On the sell-side, it should be noted that private equity companies typically aim to distribute the purchase price received to their investors in the short term and to avoid later liability from the transaction, so that as a rule hardly any representations and warranties are issued. Warranty & indemnity (W&I) insurance [which may also be referred to as representation & warranty insurance] is regularly used in these company sales. In particular, warranties and indemnities from the purchase agreement are insured, so that the risks of breaches of warranties/indemnities are shifted to the insurer.

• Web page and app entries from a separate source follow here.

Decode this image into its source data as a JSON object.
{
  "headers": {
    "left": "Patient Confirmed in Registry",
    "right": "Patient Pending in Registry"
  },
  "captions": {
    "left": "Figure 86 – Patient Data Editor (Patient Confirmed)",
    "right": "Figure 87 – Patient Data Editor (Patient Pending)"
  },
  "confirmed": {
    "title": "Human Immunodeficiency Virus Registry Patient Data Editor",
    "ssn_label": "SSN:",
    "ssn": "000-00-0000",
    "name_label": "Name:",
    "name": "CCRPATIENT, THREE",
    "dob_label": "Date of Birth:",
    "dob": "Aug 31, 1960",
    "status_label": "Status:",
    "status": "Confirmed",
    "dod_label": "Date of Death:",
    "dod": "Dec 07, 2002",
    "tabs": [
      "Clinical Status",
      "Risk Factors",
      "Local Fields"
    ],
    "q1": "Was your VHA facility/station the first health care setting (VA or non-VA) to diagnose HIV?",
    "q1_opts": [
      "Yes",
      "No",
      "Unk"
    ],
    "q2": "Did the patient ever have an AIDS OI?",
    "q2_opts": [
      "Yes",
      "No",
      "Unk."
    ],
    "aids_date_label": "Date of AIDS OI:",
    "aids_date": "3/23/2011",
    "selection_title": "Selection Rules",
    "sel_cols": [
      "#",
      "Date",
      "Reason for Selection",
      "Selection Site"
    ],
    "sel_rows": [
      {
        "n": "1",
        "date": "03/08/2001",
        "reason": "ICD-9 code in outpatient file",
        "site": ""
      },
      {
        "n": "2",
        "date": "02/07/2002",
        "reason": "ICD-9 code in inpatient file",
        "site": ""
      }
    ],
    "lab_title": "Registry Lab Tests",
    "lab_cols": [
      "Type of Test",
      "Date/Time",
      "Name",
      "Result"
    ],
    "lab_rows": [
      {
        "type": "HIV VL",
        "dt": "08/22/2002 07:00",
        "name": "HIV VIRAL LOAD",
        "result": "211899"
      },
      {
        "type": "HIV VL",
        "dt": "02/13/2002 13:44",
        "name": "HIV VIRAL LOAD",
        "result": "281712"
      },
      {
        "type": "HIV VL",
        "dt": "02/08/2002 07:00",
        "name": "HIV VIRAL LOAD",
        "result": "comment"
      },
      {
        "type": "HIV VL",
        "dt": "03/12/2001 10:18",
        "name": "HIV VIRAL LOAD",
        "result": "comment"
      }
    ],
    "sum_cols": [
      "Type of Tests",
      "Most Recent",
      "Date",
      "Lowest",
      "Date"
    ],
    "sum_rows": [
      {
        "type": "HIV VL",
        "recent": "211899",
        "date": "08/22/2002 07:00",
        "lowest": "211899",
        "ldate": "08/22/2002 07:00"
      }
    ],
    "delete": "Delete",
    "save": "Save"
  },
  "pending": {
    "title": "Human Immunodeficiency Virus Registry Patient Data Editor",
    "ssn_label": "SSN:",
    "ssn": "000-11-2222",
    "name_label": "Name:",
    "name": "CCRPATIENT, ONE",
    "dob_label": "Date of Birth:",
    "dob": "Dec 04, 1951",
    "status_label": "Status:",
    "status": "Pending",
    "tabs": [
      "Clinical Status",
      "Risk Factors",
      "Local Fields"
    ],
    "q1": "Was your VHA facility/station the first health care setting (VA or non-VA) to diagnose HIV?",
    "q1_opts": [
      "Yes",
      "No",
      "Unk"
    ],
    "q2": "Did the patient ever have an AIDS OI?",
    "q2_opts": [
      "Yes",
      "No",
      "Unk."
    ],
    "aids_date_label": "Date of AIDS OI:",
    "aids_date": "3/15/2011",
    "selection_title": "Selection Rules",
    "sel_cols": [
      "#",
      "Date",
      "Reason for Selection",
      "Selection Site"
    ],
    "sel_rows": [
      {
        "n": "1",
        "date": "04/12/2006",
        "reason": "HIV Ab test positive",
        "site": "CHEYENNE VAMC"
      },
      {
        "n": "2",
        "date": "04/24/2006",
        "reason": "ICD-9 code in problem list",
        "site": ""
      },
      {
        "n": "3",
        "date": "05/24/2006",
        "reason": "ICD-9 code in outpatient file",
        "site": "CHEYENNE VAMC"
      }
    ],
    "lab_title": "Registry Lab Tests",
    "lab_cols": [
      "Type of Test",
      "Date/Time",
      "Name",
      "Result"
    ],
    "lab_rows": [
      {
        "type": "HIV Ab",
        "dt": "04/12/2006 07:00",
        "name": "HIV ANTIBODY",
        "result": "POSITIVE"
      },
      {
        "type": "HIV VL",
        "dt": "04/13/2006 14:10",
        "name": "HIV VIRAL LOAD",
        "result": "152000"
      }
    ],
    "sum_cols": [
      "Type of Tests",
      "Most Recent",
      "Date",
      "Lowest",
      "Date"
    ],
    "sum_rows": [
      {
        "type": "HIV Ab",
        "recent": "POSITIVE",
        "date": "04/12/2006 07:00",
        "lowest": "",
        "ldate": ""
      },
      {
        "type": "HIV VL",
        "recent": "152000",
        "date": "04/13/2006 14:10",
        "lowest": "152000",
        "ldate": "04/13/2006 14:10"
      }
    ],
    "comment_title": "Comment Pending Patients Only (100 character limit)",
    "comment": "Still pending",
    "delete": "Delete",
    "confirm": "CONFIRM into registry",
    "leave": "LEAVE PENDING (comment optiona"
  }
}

3. Carve-outs as asset deals: If the available time frame of the transaction permits, an internal separation of the carve-out business can be carried out in advance. This can be done by means of singular succession (asset deal) or a spin-off in accordance with transformation law (universal succession). In the case of an asset deal in particular, the principle of clarity must be observed, which requires that the respective assets are clearly recorded and listed. The respective contracts must also be transferred, which generally requires the consent of the respective contractual partner. In this respect, the carve-out in the context of an asset deal requires particularly detailed documentation.
In the case of a spin-off under transformation law, the assets can be described in a more general, determinable form. The consent of the contractual partners is also not required, as the contracts are transferred by operation of law. However, in the case of a spin-off under transformation law, it should be noted that there is a five-year subsequent liability for the liabilities of the carved-out business (or ten years if the liabilities relate to company pension plans). If the carved-out business is limited to one location, the advantages of structuring the carve-out as an asset deal often outweigh the disadvantages, for example, in the case of the carve-out of a chemical park.
Conclusion: Careful Preparation Is Essential
Even before the start of the COVID-19 pandemic, a sharp increase in carve-out transactions was observed. In the context of the economic recovery following the initial stages of the COVID-19 crisis, companies are increasingly trying to optimize their portfolios. Carve-outs require thorough advance planning. The legal and factual requirements are complex. Potential investors require meaningful financial information. At the same time, the business unit to be spun off does not (yet) exist. The legal situation must be well analyzed with regard to permits, employees, contracts, real estate and assets, and the carve-out must be carefully structured accordingly. In addition, the required TSAs must be prepared in good time.